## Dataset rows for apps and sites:
------------------------------------------------

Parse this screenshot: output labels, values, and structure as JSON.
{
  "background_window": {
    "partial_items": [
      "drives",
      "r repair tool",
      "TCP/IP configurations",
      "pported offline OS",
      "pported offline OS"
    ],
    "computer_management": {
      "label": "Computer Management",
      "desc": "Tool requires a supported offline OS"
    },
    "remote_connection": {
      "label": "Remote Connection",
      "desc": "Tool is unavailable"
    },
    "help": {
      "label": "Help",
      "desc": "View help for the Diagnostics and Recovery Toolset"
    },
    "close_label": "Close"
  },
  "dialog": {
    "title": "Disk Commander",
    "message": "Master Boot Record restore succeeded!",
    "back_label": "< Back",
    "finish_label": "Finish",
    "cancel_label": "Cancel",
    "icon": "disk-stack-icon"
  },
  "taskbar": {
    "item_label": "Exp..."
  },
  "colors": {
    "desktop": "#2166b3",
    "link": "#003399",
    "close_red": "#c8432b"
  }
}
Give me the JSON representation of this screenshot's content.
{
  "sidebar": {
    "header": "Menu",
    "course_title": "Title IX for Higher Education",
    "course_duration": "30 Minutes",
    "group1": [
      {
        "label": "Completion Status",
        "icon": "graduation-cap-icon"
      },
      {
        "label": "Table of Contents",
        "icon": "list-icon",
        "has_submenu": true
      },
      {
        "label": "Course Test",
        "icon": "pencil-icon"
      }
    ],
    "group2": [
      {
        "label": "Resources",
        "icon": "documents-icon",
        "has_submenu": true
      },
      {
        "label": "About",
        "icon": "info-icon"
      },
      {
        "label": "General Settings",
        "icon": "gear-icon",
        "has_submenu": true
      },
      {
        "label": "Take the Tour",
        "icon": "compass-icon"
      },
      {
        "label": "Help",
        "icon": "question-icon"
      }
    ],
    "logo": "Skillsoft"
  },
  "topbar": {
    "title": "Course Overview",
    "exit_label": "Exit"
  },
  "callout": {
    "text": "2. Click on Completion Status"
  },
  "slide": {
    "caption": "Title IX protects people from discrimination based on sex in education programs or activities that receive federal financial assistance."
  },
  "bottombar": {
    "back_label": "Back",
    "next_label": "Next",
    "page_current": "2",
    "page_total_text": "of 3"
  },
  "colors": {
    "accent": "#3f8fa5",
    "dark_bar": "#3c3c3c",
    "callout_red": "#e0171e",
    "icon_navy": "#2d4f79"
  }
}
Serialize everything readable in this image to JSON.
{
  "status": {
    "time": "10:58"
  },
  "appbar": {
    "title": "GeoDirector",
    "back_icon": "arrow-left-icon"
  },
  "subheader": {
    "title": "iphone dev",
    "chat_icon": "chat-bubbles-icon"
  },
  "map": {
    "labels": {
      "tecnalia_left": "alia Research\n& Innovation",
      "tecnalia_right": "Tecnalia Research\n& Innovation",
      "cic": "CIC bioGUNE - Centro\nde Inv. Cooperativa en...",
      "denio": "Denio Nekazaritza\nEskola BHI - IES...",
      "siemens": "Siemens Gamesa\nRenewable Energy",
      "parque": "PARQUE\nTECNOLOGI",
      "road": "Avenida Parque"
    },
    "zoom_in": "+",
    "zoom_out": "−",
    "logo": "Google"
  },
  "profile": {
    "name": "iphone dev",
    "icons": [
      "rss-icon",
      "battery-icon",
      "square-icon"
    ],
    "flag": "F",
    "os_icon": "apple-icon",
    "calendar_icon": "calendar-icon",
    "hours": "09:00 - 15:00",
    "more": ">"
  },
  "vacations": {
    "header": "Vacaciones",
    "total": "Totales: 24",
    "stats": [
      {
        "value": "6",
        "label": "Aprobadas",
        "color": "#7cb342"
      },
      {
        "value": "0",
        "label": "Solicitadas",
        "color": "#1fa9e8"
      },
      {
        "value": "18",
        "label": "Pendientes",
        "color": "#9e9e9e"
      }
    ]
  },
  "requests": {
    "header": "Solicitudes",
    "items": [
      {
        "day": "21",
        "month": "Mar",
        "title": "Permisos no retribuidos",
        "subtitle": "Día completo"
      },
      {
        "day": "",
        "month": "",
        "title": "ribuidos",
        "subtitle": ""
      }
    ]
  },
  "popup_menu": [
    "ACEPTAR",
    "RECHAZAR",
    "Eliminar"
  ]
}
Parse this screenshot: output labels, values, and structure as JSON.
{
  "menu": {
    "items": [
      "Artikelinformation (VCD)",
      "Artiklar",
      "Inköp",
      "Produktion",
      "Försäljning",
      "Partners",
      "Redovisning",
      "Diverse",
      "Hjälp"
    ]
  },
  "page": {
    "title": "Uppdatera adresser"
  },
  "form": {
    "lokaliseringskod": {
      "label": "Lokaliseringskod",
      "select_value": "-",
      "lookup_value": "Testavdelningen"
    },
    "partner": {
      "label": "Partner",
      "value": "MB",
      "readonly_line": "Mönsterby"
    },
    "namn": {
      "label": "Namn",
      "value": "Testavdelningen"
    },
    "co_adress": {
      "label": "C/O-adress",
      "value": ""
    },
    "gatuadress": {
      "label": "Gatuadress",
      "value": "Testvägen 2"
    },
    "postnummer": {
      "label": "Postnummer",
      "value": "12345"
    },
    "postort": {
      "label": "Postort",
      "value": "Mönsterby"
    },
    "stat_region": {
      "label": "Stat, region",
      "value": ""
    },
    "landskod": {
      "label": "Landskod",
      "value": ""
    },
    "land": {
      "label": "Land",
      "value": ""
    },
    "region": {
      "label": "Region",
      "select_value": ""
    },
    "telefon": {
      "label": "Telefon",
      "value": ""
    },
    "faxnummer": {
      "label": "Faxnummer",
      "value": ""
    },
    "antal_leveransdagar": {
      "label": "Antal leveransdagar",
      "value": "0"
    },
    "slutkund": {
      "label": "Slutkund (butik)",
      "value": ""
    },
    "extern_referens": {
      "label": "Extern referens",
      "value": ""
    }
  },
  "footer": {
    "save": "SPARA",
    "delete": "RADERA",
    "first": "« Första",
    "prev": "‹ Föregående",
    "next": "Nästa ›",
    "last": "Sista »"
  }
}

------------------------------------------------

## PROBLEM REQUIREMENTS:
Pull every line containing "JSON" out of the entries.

## TASK RESULT:
Parse this screenshot: output labels, values, and structure as JSON.
Give me the JSON representation of this screenshot's content.
Serialize everything readable in this image to JSON.
Parse this screenshot: output labels, values, and structure as JSON.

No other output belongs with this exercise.